LANSING, Mich. (WLNS) — Just over one-third of people at high risk of HIV infection in the U.S. have been prescribed medication to prevent contracting the virus.

New, preliminary data from the Centers for Disease Control finds between 2019 and 2022, the percentage of an estimated 1.2 million at-risk people getting the medication has increased from 23% to 36%. The trend continued during the COVID pandemic, when access to medical care was limited.

Source: CDC website (WLNS)

The intervention is called Pre-Exposure Prophylaxis, or PrEP. It involves taking an antiretroviral pill once a day to prevent infection. Recently, the Food and Drug Administration approved a long last injectible version of the preventative as well. The intervention is as much as 99% effective in preventing a person from contracting HIV from sexual activity or needle sharing.

People assigned male at birth saw an increase in PrEP coverage from 26% in 2019 to 41% of the estimated at-risk population. People assigned female at birth saw a much slower uptake of the prevention option. Data reveals prescription access increased from 9% of at-risk populations in 2019 to 15% of the population in 2022.

Source: CDC website (WLNS)

Despite this promising data, significant racial disparities continue, the CDC notes.

White Americans at risk for HIV saw PrEP uptakes of the prevention go from 60% of at-risk persons to 94% of at-risk people between 2019 and 2022. An estimated 7,530 white Americans contracted HIV in 2021.

Uptake has increased from 8% to 13% among African American/Black Americans at risk for HIV. That’s despite an estimated 11,730 Black Americans being diagnosed with HIV in 2021.

Hispanic and Latino Americans saw an increase in PrEP uptake from 15% to 24% of at-risk members. But in 2021 an estimated 9,000 Hispanic/Latino Americans contracted HIV.
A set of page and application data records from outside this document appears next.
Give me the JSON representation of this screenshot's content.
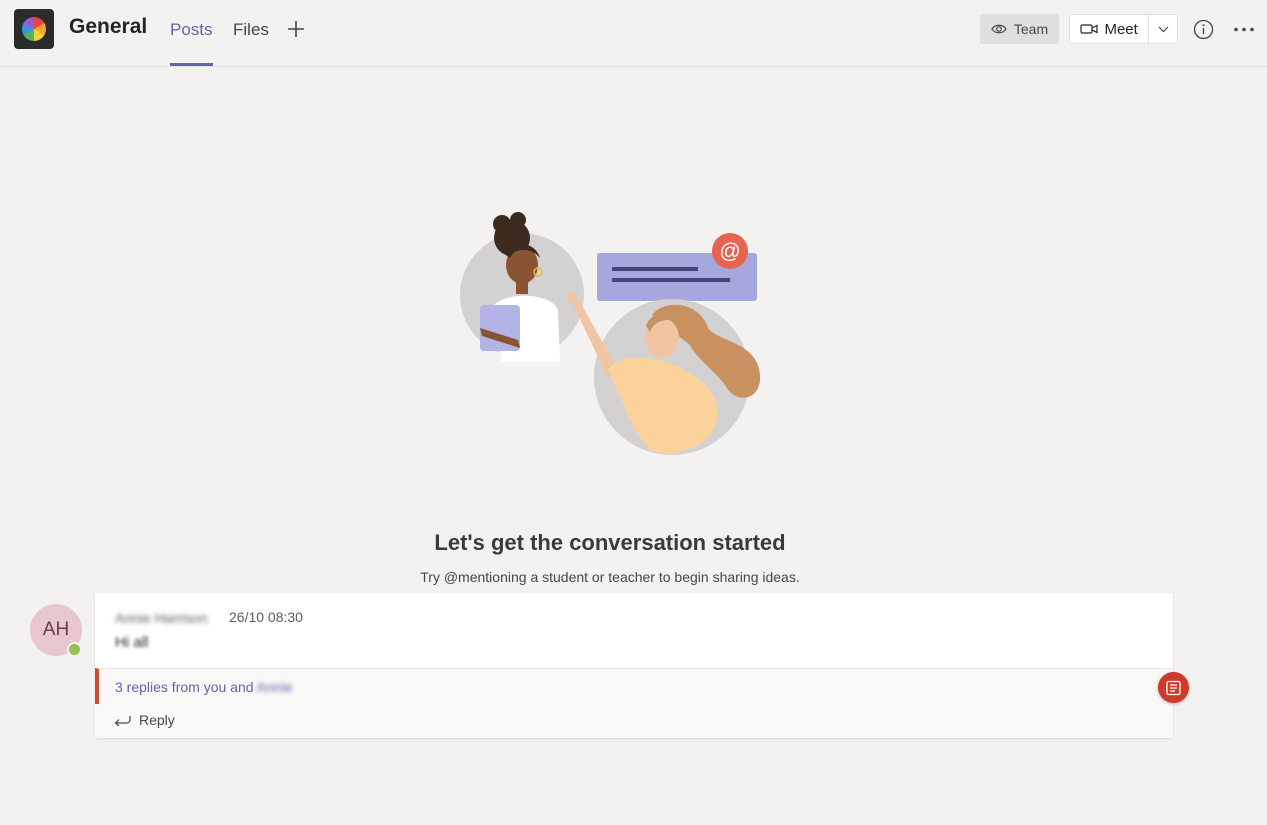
{
  "header": {
    "channel_title": "General",
    "tabs": [
      {
        "label": "Posts",
        "active": true
      },
      {
        "label": "Files",
        "active": false
      }
    ],
    "team_button": "Team",
    "meet_button": "Meet",
    "icons": [
      "team-wheel-icon",
      "plus-icon",
      "eye-icon",
      "video-camera-icon",
      "chevron-down-icon",
      "info-icon",
      "more-icon"
    ]
  },
  "empty_state": {
    "title": "Let's get the conversation started",
    "subtitle": "Try @mentioning a student or teacher to begin sharing ideas."
  },
  "post": {
    "avatar_initials": "AH",
    "author": "Annie Harrison",
    "timestamp": "26/10 08:30",
    "body": "Hi all",
    "replies_prefix": "3 replies from you and",
    "replies_name": "Annie",
    "reply_label": "Reply"
  },
  "colors": {
    "accent": "#6264a7",
    "background": "#f3f2f1",
    "thread_marker": "#cc4a31",
    "presence": "#92c353"
  }
}
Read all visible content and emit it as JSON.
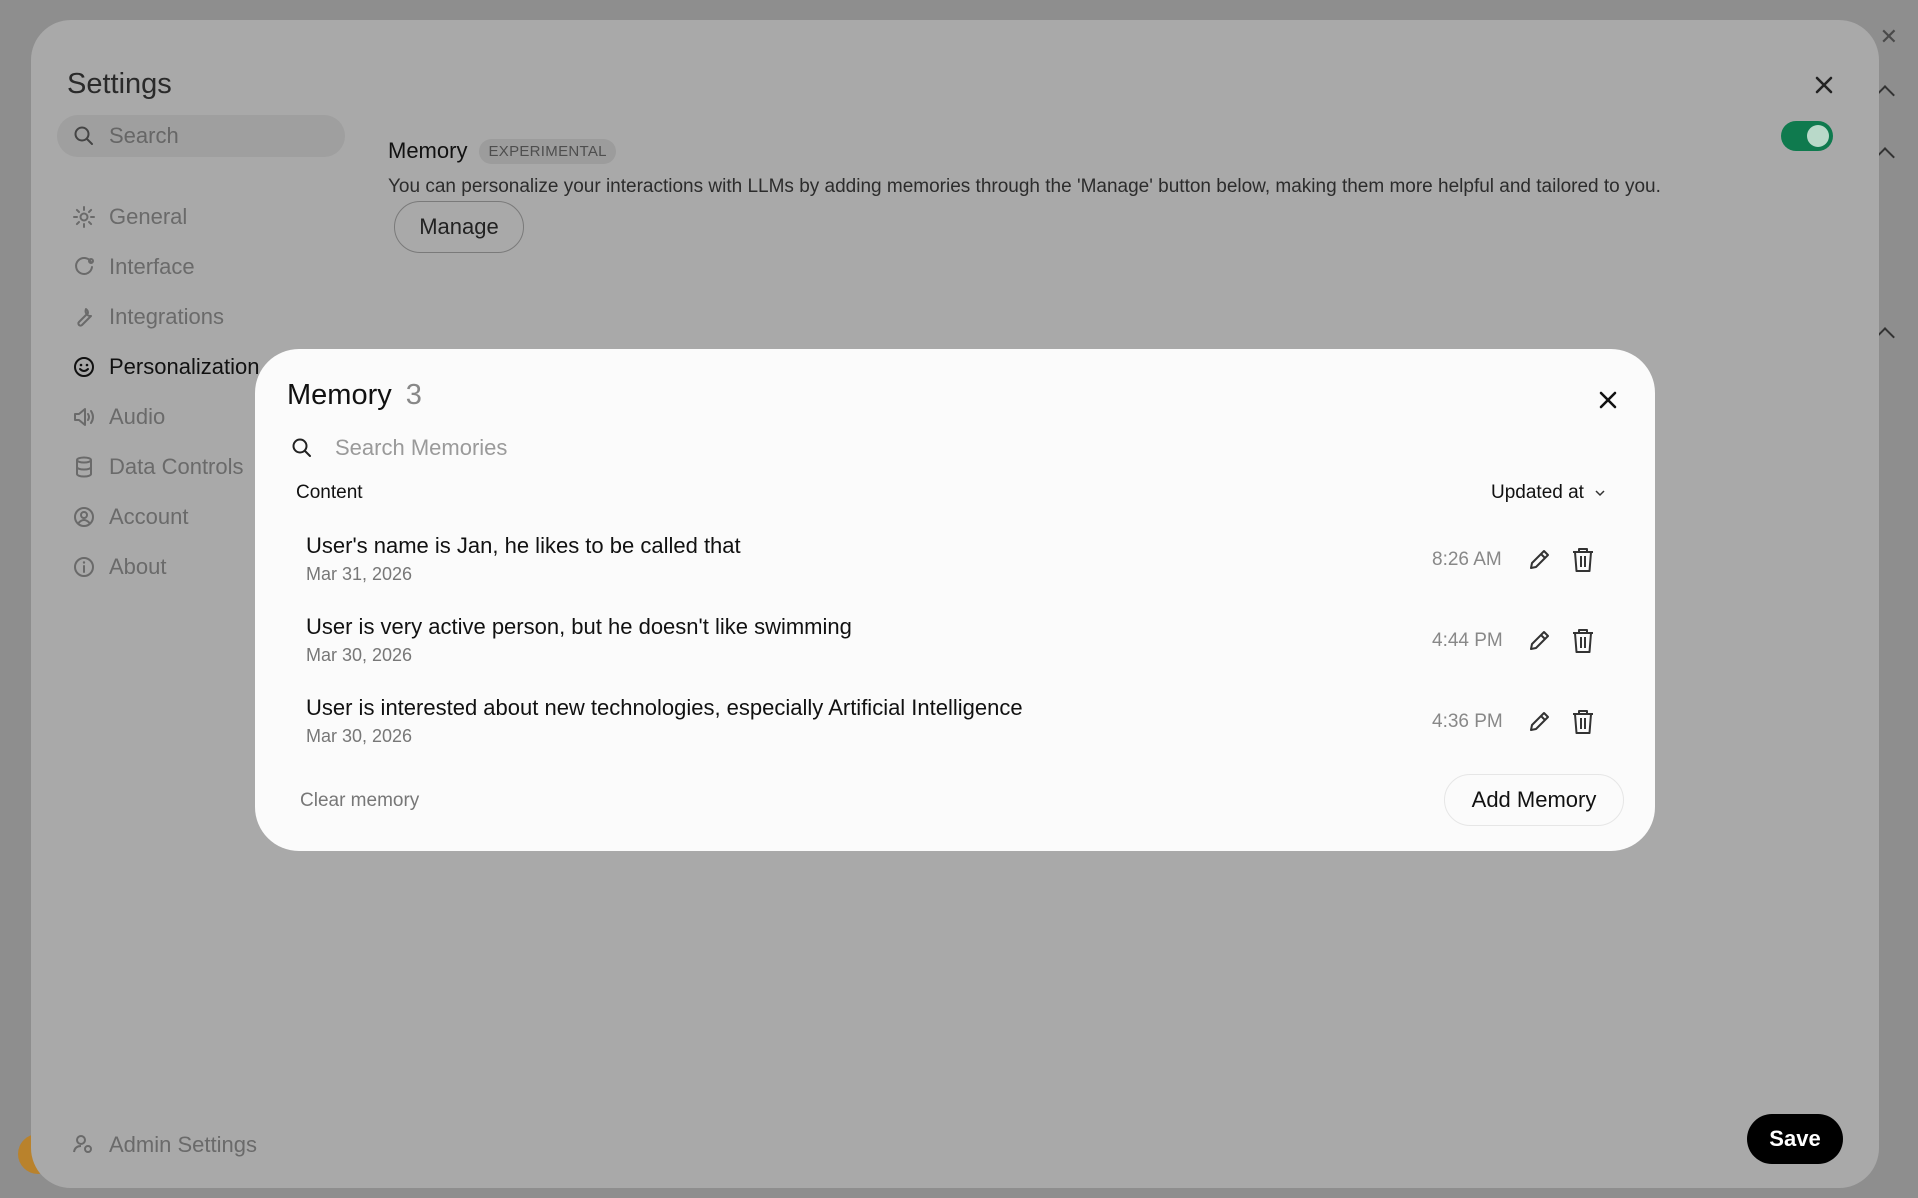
{
  "settings": {
    "title": "Settings",
    "search_placeholder": "Search",
    "nav": [
      {
        "label": "General",
        "icon": "gear-icon"
      },
      {
        "label": "Interface",
        "icon": "interface-icon"
      },
      {
        "label": "Integrations",
        "icon": "wrench-icon"
      },
      {
        "label": "Personalization",
        "icon": "smile-icon",
        "active": true
      },
      {
        "label": "Audio",
        "icon": "speaker-icon"
      },
      {
        "label": "Data Controls",
        "icon": "database-icon"
      },
      {
        "label": "Account",
        "icon": "user-circle-icon"
      },
      {
        "label": "About",
        "icon": "info-icon"
      }
    ],
    "admin_label": "Admin Settings",
    "memory_label": "Memory",
    "memory_badge": "EXPERIMENTAL",
    "memory_description": "You can personalize your interactions with LLMs by adding memories through the 'Manage' button below, making them more helpful and tailored to you.",
    "manage_label": "Manage",
    "memory_enabled": true,
    "save_label": "Save"
  },
  "modal": {
    "title": "Memory",
    "count": "3",
    "search_placeholder": "Search Memories",
    "col_content": "Content",
    "col_updated": "Updated at",
    "items": [
      {
        "content": "User's name is Jan, he likes to be called that",
        "date": "Mar 31, 2026",
        "time": "8:26 AM"
      },
      {
        "content": "User is very active person, but he doesn't like swimming",
        "date": "Mar 30, 2026",
        "time": "4:44 PM"
      },
      {
        "content": "User is interested about new technologies, especially Artificial Intelligence",
        "date": "Mar 30, 2026",
        "time": "4:36 PM"
      }
    ],
    "clear_label": "Clear memory",
    "add_label": "Add Memory"
  },
  "colors": {
    "toggle_on": "#0f7a4e",
    "save_bg": "#000000"
  }
}
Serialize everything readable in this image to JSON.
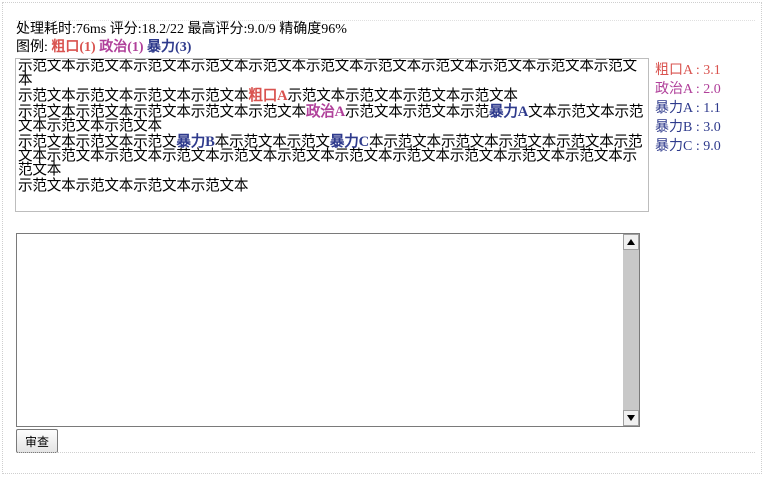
{
  "stats": {
    "text": "处理耗时:76ms 评分:18.2/22 最高评分:9.0/9 精确度96%"
  },
  "legend": {
    "label": "图例:",
    "items": [
      {
        "text": "粗口(1)",
        "color": "#d9534f"
      },
      {
        "text": "政治(1)",
        "color": "#b0409a"
      },
      {
        "text": "暴力(3)",
        "color": "#2e3a8c"
      }
    ]
  },
  "content": {
    "paragraphs": [
      [
        {
          "t": "示范文本示范文本示范文本示范文本示范文本示范文本示范文本示范文本示范文本示范文本示范文本"
        }
      ],
      [
        {
          "t": "示范文本示范文本示范文本示范文本"
        },
        {
          "t": "粗口A",
          "cls": "c-coarse"
        },
        {
          "t": "示范文本示范文本示范文本示范文本"
        }
      ],
      [
        {
          "t": "示范文本示范文本示范文本示范文本示范文本"
        },
        {
          "t": "政治A",
          "cls": "c-pol"
        },
        {
          "t": "示范文本示范文本示范"
        },
        {
          "t": "暴力A",
          "cls": "c-vio"
        },
        {
          "t": "文本示范文本示范文本示范文本示范文本"
        }
      ],
      [
        {
          "t": "示范文本示范文本示范文"
        },
        {
          "t": "暴力B",
          "cls": "c-vio"
        },
        {
          "t": "本示范文本示范文"
        },
        {
          "t": "暴力C",
          "cls": "c-vio"
        },
        {
          "t": "本示范文本示范文本示范文本示范文本示范文本示范文本示范文本示范文本示范文本示范文本示范文本示范文本示范文本示范文本示范文本示范文本"
        }
      ],
      [
        {
          "t": "示范文本示范文本示范文本示范文本"
        }
      ]
    ]
  },
  "scores": [
    {
      "text": "粗口A : 3.1",
      "color": "#d9534f"
    },
    {
      "text": "政治A : 2.0",
      "color": "#b0409a"
    },
    {
      "text": "暴力A : 1.1",
      "color": "#2e3a8c"
    },
    {
      "text": "暴力B : 3.0",
      "color": "#2e3a8c"
    },
    {
      "text": "暴力C : 9.0",
      "color": "#2e3a8c"
    }
  ],
  "input": {
    "value": "",
    "placeholder": ""
  },
  "buttons": {
    "audit": "审查"
  },
  "icons": {
    "scroll_up": "triangle-up-icon",
    "scroll_down": "triangle-down-icon"
  }
}
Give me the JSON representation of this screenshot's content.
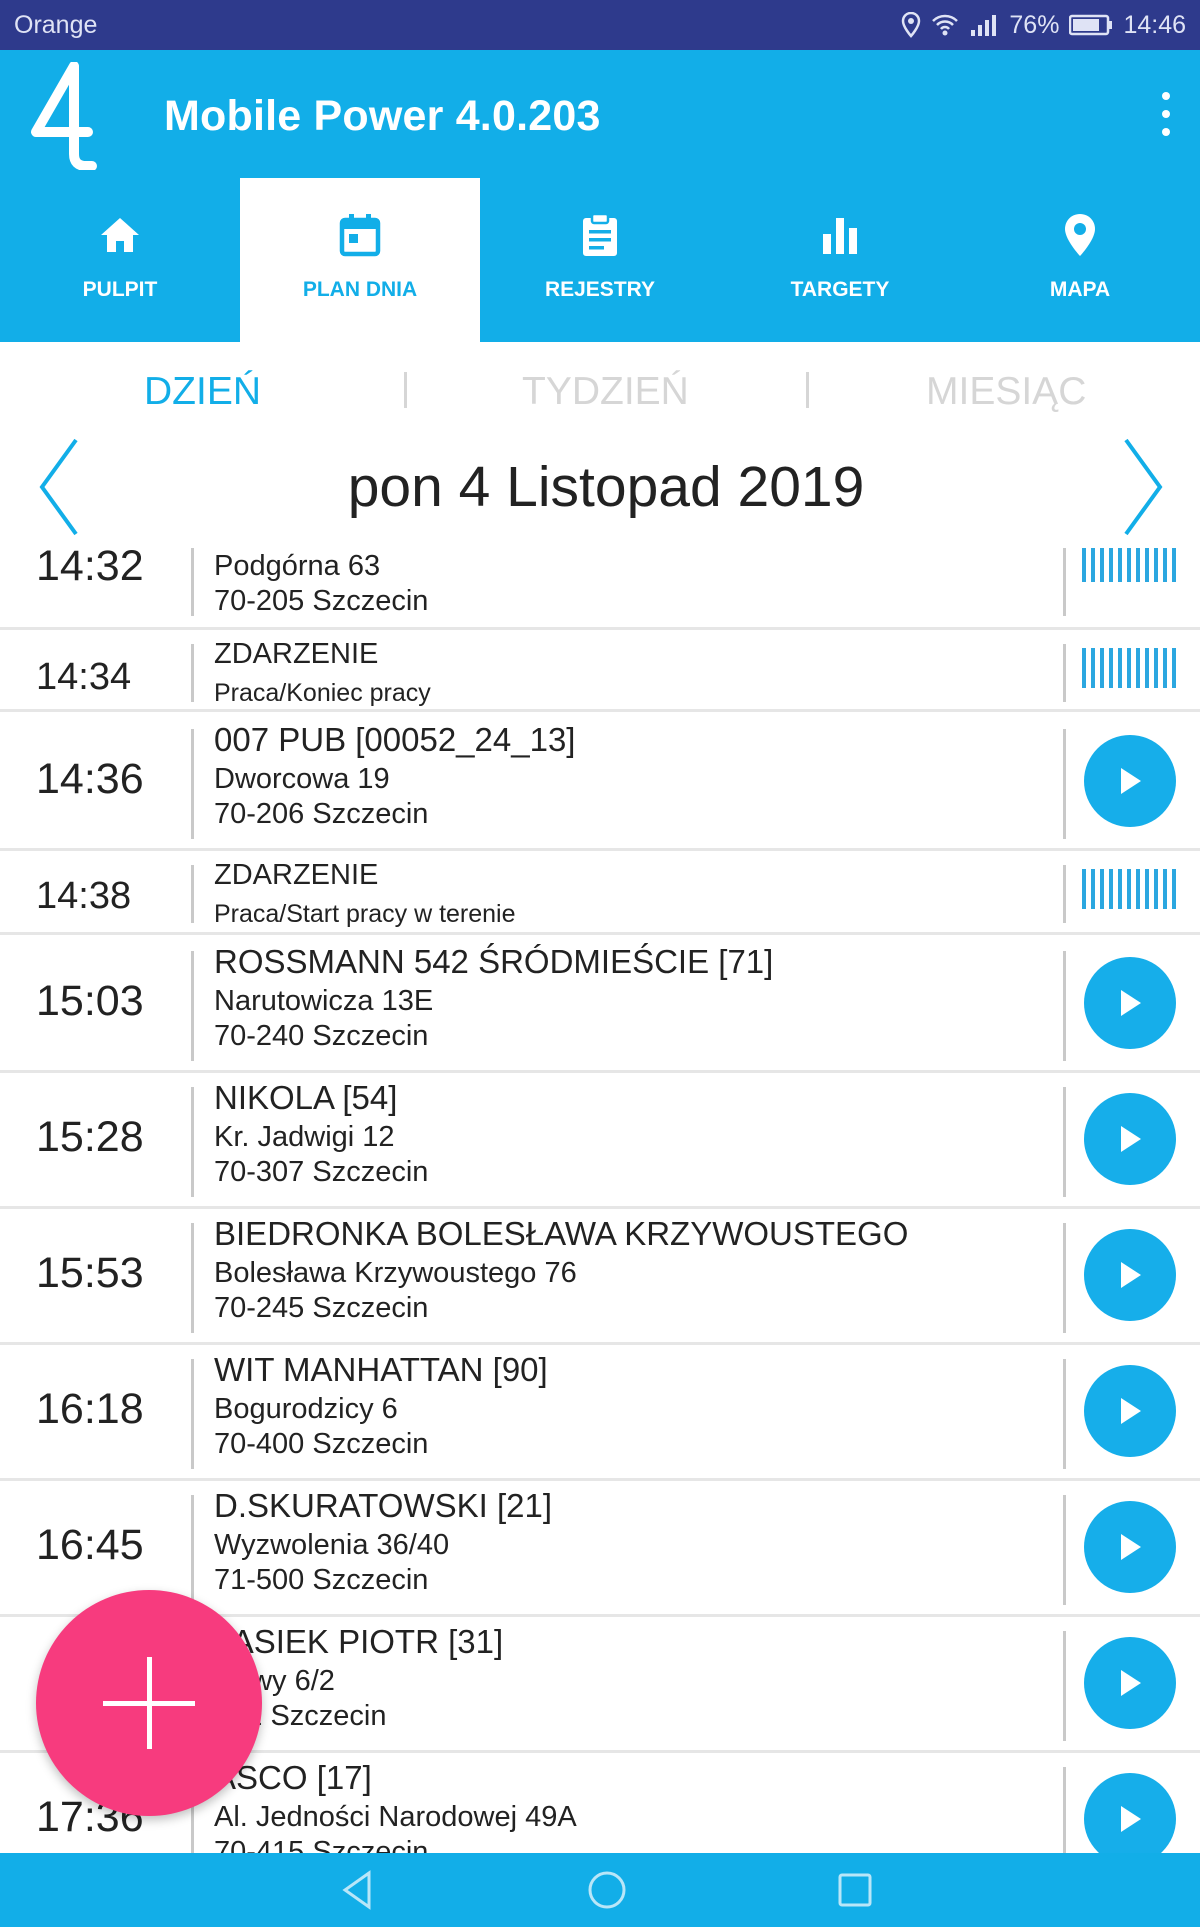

Source: CDC website. (WLNS)

“Continued and expanded efforts will be vital to overcome the significant barriers that continue to hinder PrEP uptake, including lack of knowledge and lack of trusted or easily accessible PrEP providers in many communities,” CDC leaders Robyn Neblett Fanfair, Acting Director
Division of HIV Prevention National Center for HIV, Viral Hepatitis, STD, and TB Prevention; and Jonathan H. Mermin, Director, National Center for HIV, Viral Hepatitis, STD, and TB Prevention, wrote in a letter published on the CDC website Tuesday. “To end the HIV epidemic, we must ensure equitable access to HIV testing, treatment, and prevention, including PrEP. This will require increased investments in community outreach, education, and services, as well as efforts to address the root causes and social determinants that contribute to HIV disparities.”